Despite a willingness to redefine the word “socialism”, so that it lost much of its meaning, Gorbachev was unwilling to abandon Communist ideology altogether. He prattled on about the irrevocable “socialist choice” that Russia had allegedly made in November 1917. Lenin remained an unassailable authority for him. Yeltsin, on the other hand, was undergoing an ideological conversation that was both painful and public. Spurred on by his conflict with the Communist Party establishment, he had reexamined his most basic political beliefs, and he had come to the conclusion that he was no longer a Communist.
A turning point in Yeltsin’s intellectual development occurred during his first visit to the United States in September 1989, more specifically his first visit to an American supermarket, in Houston, Texas.

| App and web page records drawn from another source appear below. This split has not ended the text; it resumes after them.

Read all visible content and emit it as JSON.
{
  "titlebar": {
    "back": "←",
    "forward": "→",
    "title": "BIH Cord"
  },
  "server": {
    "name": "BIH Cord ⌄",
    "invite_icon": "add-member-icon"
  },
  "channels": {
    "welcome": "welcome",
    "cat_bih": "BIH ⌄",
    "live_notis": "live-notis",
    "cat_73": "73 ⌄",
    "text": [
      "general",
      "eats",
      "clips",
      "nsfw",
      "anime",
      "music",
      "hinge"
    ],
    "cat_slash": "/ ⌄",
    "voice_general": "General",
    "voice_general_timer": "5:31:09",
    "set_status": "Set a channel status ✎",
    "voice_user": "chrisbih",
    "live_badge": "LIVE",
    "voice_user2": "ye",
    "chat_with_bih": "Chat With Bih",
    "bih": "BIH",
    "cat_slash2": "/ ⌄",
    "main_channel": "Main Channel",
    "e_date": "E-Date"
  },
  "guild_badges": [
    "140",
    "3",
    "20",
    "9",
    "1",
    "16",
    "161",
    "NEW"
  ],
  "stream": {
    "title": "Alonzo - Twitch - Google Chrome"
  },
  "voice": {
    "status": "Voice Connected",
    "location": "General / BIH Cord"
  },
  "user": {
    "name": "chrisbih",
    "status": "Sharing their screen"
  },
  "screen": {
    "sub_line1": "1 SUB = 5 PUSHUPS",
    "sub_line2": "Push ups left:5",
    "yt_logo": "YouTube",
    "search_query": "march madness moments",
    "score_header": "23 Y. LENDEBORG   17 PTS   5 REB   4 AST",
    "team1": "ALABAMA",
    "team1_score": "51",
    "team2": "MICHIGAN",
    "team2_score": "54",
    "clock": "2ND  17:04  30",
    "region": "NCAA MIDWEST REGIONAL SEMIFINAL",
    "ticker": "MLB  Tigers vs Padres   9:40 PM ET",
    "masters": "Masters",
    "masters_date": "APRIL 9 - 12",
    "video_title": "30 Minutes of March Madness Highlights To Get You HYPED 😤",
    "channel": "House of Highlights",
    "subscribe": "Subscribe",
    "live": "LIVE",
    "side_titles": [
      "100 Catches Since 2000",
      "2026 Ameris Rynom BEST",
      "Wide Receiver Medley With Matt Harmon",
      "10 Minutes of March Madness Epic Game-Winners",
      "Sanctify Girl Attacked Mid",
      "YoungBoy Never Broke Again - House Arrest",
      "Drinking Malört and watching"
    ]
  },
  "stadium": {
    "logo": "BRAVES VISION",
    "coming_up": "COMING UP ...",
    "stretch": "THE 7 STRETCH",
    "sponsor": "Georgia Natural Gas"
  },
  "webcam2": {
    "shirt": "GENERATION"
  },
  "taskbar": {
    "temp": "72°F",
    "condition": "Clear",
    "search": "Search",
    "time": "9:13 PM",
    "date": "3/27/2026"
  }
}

The sight of aisle after aisle of shelves neatly stacked with every conceivable type of foodstuff and household item, each in a dozen varieties, both amazed and depressed him. For Yeltsin, like many other first-time Russian visitors to America, this was infinitely more impressive than tourist attractions like the Statue of Liberty and the Lincoln Memorial. It was impressive precisely because of its ordinariness. A cornucopia of consumer goods beyond the imagination of most Soviets was within the reach of ordinary citizens without standing in line for hours. And it was all so attractively displayed. For someone brought up in the drab conditions of communism, even a member of the relatively privileged elite, a visit to a Western supermarket involved a full-scale assault on the senses.
“What we saw in that supermarket was no less amazing than America itself,” recalled Lev Sukhanov, who accompanied Yeltsin on his trip to the United States and shared his sense of shock and dismay at the gap in living standards between the two superpowers. “I think it is quite likely that the last prop of Yeltsin’s Bolshevik consciousness finally collapsed after Houston. His decision to leave theparty and join the struggle for supreme power in Russia may have ripened irrevocably at that moment of mental confusion.”
On the plane, traveling from Houston to Miami, Yeltsin seemed lost in his thoughts for a long time. He clutched his head in his hands. Eventually he broke his silence. “They had to fool the people,” he told Sukhanov. “It is now clear why they made it so difficult for the average Soviet citizen to go abroad. They were afraid that people’s eyes would open.”
The former party apparatchik understood the yearning of the narod — the long-suffering Russian people — for a normal life, its anger at being deceived and humiliated. He, too, had been humiliated. He, too, had been deceived. He would help the narod secure its revenge against the party establishment. The narod’s revenge would also be his.
Orwell’s genius was recognizing the trick, recognizing how “they” had to fool “the people” – recognizing the utter lie of Communism or Socialism – decades before anyone else did. I’m gonna go home and pull out that excerpt from 1984 where Winston reads the forbidden book which outlines the tenets of Newspeak and totalitarianism – and Orwell (duh) finds a much deeper level to all of it than I could see originally.
“They had to fool the people”. People are still being fooled.